* Task instructions *
From the entries below, copy each line in which the word "JSON" occurs.

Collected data
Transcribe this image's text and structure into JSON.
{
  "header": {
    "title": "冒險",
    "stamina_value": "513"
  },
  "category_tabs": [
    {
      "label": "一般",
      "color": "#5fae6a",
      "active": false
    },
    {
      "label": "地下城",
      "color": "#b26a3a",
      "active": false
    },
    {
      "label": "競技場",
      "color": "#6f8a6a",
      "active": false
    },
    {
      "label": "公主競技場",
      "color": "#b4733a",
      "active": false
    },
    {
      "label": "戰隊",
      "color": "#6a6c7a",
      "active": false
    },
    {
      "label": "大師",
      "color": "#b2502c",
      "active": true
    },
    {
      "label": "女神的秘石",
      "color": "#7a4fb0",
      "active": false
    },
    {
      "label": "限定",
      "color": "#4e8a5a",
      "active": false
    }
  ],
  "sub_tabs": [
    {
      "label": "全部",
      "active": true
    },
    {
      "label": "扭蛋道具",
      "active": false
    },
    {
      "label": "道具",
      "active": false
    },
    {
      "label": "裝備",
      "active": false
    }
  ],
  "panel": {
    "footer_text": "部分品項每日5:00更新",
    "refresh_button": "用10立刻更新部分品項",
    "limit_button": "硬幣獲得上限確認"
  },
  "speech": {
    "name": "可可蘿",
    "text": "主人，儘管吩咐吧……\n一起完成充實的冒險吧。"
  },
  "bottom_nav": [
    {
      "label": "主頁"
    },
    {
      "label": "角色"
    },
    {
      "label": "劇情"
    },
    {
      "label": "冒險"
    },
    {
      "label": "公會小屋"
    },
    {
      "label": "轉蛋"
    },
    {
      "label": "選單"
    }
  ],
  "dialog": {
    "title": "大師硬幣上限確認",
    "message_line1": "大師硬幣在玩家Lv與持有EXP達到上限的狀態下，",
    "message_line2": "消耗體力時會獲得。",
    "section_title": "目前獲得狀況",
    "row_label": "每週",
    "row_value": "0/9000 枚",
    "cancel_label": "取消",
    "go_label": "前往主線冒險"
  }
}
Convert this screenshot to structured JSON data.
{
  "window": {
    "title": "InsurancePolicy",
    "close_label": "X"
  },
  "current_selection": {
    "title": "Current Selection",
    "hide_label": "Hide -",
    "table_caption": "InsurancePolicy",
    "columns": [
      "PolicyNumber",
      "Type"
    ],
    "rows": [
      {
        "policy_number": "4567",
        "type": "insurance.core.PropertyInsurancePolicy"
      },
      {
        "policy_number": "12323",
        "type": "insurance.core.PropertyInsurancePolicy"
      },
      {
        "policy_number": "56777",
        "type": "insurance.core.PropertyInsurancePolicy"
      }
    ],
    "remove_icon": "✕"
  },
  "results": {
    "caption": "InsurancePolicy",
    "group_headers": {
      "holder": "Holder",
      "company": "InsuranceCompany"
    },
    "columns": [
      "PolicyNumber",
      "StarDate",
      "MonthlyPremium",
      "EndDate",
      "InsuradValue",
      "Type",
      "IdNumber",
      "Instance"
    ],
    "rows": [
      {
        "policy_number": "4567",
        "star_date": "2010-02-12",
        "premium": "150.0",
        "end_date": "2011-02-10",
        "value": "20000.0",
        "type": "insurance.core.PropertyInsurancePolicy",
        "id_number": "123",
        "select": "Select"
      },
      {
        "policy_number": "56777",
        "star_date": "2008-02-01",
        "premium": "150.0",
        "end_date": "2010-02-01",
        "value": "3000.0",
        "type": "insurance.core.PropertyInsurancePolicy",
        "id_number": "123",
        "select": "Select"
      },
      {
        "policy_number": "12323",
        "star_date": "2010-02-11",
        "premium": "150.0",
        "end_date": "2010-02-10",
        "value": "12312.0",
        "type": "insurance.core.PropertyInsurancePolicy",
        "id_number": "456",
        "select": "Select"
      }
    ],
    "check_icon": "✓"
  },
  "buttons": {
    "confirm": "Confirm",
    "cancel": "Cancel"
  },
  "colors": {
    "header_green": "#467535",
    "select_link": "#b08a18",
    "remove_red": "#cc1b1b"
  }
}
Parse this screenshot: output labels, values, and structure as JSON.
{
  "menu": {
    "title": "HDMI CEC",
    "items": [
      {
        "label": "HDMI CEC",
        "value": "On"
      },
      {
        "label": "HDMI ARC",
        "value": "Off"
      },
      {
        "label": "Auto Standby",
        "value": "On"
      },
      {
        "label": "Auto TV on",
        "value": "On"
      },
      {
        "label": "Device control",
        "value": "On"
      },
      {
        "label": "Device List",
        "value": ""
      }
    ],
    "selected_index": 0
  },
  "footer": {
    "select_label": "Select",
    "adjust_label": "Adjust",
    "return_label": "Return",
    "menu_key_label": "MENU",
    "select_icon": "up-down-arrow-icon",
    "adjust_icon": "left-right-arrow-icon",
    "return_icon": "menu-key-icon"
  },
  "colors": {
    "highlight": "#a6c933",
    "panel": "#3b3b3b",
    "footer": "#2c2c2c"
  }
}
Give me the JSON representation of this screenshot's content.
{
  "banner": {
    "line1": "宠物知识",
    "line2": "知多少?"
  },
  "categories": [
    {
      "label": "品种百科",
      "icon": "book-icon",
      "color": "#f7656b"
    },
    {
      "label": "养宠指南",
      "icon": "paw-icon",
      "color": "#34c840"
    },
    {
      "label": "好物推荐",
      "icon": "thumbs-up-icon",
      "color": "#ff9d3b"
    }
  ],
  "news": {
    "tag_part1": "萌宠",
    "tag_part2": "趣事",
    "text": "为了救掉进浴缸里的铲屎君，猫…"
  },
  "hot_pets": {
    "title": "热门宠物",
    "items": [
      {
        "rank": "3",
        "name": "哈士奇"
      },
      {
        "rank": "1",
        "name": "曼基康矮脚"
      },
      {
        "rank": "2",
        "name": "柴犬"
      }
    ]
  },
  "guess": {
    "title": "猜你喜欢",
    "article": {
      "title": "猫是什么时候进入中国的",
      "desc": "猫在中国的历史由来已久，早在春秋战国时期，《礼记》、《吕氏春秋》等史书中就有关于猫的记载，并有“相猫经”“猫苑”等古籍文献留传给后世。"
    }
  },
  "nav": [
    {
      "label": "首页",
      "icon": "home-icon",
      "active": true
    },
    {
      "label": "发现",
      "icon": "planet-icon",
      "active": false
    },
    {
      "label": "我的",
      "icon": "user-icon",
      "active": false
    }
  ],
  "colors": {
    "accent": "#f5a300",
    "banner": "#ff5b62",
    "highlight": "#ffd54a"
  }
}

* Answer box *
Transcribe this image's text and structure into JSON.
Convert this screenshot to structured JSON data.
Parse this screenshot: output labels, values, and structure as JSON.
Give me the JSON representation of this screenshot's content.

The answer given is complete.